By Monica Alonzo
By Stephen Lemons
By Jason P. Woodbury
By Dulce Paloma Baltazar Pedraza
By Ray Stern
By Pete Kotz
By Monica Alonzo
By New Times
During a weekend road trip to Tucson a few weeks ago, Kai Murphy begged his dad to tell the "bear story."
Murphy settled into the tale for the umpteenth time.
"Okay, son," he said.
"Me and Kai like to lay down before he goes to sleep, and I tell him stories about made-up stuff, animals, stuff like that. One night I was in the middle of telling him about these bears and their magical powers. I guess I started fading out, falling asleep."
"So what did I do, Daddy?"
"Next thing I know, Kai wakes me up. He tells me I was mad at myself for not trying to hit-and-run with Ike [Davis] in a game. I went from bears to baseball, right?"
"Yeah, dad," Kai said. "You were goofy!"
The small anecdote reveals a few relevant things about the coach.
One is the tight relationship between the father and son.
Another is how seriously Pat Murphy takes his job.
"Losing isn't death anymore to me, but it still hurts," he says. "It's a physical hurt, a physical thing. But that's what sports always has meant to me."
For Murphy, who grew up as the youngest of five siblings in Syracuse, New York, sports also provided a refuge from what was not an idyllic childhood.
The coach is reticent to go into much detail about the negative side of his upbringing.

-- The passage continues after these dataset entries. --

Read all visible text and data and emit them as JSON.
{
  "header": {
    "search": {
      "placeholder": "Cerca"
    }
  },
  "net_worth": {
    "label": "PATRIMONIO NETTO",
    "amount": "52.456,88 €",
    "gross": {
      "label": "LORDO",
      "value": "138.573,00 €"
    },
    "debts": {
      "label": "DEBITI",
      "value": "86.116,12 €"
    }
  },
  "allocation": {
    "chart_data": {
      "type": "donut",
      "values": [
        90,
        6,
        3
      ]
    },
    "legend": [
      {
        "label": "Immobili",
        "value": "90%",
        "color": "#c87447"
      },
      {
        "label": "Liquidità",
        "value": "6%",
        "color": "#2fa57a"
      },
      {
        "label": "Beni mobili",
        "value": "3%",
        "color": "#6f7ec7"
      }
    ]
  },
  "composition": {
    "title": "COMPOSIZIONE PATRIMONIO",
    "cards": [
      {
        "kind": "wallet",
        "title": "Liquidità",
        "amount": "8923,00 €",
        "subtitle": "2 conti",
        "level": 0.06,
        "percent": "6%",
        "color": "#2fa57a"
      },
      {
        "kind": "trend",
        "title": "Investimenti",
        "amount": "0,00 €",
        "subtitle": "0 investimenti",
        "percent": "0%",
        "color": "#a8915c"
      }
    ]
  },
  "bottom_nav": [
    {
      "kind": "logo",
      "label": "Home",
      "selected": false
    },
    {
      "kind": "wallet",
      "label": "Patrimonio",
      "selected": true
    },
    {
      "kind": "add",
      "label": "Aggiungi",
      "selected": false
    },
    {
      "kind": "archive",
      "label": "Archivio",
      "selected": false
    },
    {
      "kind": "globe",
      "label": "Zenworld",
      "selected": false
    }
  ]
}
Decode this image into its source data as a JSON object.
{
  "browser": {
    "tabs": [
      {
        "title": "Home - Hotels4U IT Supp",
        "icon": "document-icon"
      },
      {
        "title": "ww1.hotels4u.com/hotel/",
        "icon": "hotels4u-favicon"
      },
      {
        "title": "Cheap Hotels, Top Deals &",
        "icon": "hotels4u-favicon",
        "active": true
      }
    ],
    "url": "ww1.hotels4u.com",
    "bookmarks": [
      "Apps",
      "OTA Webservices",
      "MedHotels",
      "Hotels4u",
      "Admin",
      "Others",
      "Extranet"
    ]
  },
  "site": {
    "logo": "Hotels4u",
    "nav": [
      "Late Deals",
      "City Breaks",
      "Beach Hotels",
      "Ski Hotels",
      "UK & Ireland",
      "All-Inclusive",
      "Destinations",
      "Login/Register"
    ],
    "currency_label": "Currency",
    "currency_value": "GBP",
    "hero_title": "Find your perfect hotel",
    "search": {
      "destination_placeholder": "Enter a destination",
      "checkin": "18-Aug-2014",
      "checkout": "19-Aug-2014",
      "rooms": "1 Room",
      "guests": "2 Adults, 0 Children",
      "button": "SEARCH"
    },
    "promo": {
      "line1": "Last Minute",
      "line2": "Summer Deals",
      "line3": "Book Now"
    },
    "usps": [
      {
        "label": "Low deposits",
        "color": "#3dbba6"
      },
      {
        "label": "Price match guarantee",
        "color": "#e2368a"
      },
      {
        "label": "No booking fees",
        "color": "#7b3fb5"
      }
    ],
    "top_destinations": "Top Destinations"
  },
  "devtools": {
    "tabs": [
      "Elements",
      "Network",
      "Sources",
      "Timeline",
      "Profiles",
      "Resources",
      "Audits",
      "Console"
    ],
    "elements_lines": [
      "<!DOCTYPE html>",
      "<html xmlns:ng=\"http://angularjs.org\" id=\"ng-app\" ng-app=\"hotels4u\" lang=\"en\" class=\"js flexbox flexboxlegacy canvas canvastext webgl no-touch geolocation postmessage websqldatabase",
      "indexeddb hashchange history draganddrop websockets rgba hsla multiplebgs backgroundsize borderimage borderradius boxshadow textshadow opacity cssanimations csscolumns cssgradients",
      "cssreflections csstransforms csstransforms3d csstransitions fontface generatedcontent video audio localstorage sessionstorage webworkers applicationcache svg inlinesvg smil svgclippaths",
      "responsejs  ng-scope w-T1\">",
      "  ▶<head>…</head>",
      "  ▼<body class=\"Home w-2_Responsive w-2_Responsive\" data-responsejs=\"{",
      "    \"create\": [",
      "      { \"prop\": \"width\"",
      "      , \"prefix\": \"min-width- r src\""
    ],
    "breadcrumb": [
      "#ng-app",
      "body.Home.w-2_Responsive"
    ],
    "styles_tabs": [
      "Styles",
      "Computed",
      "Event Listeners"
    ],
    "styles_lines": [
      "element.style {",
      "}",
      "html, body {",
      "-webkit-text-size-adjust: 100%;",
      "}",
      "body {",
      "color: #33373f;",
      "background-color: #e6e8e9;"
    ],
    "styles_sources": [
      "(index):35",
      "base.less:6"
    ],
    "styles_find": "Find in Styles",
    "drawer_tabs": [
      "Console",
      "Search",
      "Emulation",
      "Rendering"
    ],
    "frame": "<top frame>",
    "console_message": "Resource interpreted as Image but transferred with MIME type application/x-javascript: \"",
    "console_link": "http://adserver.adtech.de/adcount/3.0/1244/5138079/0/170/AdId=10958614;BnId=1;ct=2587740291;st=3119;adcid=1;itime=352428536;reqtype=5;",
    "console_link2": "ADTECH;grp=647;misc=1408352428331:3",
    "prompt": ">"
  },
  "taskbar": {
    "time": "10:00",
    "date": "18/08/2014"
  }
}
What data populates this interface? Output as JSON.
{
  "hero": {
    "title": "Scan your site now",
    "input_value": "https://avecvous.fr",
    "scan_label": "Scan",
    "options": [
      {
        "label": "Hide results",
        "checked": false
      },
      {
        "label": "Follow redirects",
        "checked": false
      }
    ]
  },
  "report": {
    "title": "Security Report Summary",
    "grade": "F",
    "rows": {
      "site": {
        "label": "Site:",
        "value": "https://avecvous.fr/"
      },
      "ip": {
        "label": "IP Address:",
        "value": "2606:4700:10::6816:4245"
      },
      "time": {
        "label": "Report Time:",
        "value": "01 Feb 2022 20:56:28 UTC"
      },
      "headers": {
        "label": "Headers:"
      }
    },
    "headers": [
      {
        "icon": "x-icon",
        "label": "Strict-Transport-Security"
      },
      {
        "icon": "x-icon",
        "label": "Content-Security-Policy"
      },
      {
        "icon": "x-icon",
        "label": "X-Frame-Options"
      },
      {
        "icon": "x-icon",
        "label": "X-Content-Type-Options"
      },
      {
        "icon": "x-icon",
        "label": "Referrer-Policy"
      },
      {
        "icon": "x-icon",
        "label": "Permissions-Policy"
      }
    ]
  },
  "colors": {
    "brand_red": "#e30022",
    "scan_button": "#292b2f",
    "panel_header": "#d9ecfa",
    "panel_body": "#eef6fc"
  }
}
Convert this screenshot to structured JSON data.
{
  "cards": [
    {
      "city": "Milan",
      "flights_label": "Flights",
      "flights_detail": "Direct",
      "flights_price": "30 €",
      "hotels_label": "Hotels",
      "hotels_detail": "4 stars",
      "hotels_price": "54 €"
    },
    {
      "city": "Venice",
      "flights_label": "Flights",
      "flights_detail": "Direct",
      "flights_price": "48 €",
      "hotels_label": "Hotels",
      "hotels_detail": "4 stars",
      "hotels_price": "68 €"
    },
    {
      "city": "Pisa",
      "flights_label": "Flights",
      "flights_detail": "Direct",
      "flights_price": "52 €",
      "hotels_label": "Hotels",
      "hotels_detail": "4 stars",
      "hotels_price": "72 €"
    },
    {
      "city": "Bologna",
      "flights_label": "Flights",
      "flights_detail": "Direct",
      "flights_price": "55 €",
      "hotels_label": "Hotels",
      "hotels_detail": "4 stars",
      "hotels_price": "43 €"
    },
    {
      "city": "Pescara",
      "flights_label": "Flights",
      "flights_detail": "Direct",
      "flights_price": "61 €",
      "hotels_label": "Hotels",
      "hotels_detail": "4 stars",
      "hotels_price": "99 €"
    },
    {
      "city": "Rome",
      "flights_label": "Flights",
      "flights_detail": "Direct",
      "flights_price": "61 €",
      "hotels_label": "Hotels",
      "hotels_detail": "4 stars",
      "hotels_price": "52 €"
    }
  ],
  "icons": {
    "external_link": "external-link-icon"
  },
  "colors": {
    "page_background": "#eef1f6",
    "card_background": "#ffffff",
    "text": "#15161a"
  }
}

But he will allow that his late father -- a marginally successful businessman who was 50 when Murphy was born -- was an alcoholic whose parenting skills left something to be desired.
Murphy says he loved both of his parents dearly, but concedes that his mother often was overwhelmed by her husband's illness.
As a youngster, Murphy spent an inordinate amount of time outside his home, playing baseball in sandlots and fighting anyone who looked at him sideways.
"I became what you'd call a tough street kid," he says. "I'd always take the fight. I had a lot of anger in me."
His three older brothers channeled some of that anger in organized basement boxing brawls that included role play.
Quarry was a popular Irish-American heavyweight who had the misfortune of not being good enough to beat the best of his era. He took many beatings, later became demented, and died at the age of 53.
"I related to Quarry because he'd fight anyone and feared no one," says Murphy, who later fought a ton of amateur fights in the Northeast. "But that doesn't mean we didn't get pounded on now and then."
He describes his family life "as dysfunctional, though we didn't know the word at that time." But the Murphys did have a common ground -- Notre Dame football -- not so surprising in an Irish-Catholic household.
For as far back as Pat Murphy can remember, he was a Fighting Irish fanatic, listening to games on the radio, memorizing statistics, living and dying with the team, and always dreaming of someday being part of the mythical South Bend experience.
(Murphy bears an interesting resemblance to Knute Rockne, the iconic Notre Dame football coach of 1918 to 1930 said to have composed the famed "Win One for the Gipper" speech.)
Murphy was the last of the siblings at home as he hit his teens. He describes himself as a wild child, mad at the world.
"I had this girlfriend who lived eight miles from us," he says, "and I'd sneak out at night and get my ass over there. I'd walk back at dawn or whenever, and I made sure I'd walk right through a bad part of town, slow as could be. What made me want to walk so slow? It was always, 'What's that white boy doing? He's gotta be crazy.'"
Murphy attended Christian Brothers Academy in Syracuse. He lettered in three sports, and won a reputation that has stuck.
"Toughest guy I've ever met, bar none, physically and mentally, and also the most loyal person I know," says Greg Dunn, who played high school baseball with Murphy and still lives in upstate New York.
"We'd play these contests -- who could hit the ball the hardest and the farthest -- and Murph always won. His shoulder used to pop out when he played first base if you threw wild to him. He'd drop his glove and come at you. He was and is a piece of work."
Dunn adds that "Pat Murphy was born to be at Notre Dame. It just took him a while to get there."
One reason was that Murphy lacked academic discipline. He says Notre Dame rejected him for admission as a student four times before he finally gave up.
Instead, he first went to Le Moyne College in upstate New York. He stayed there a year, transferred to Bowling Green University for another year, then moved in 1981 to Florida Atlantic University, which was just starting its own baseball program with just 12 players.
Murphy played there for two years under Steve Traylor, whom he cites as a mentor. Last year, Murphy invited Traylor to be his guest in Omaha at the College World Series.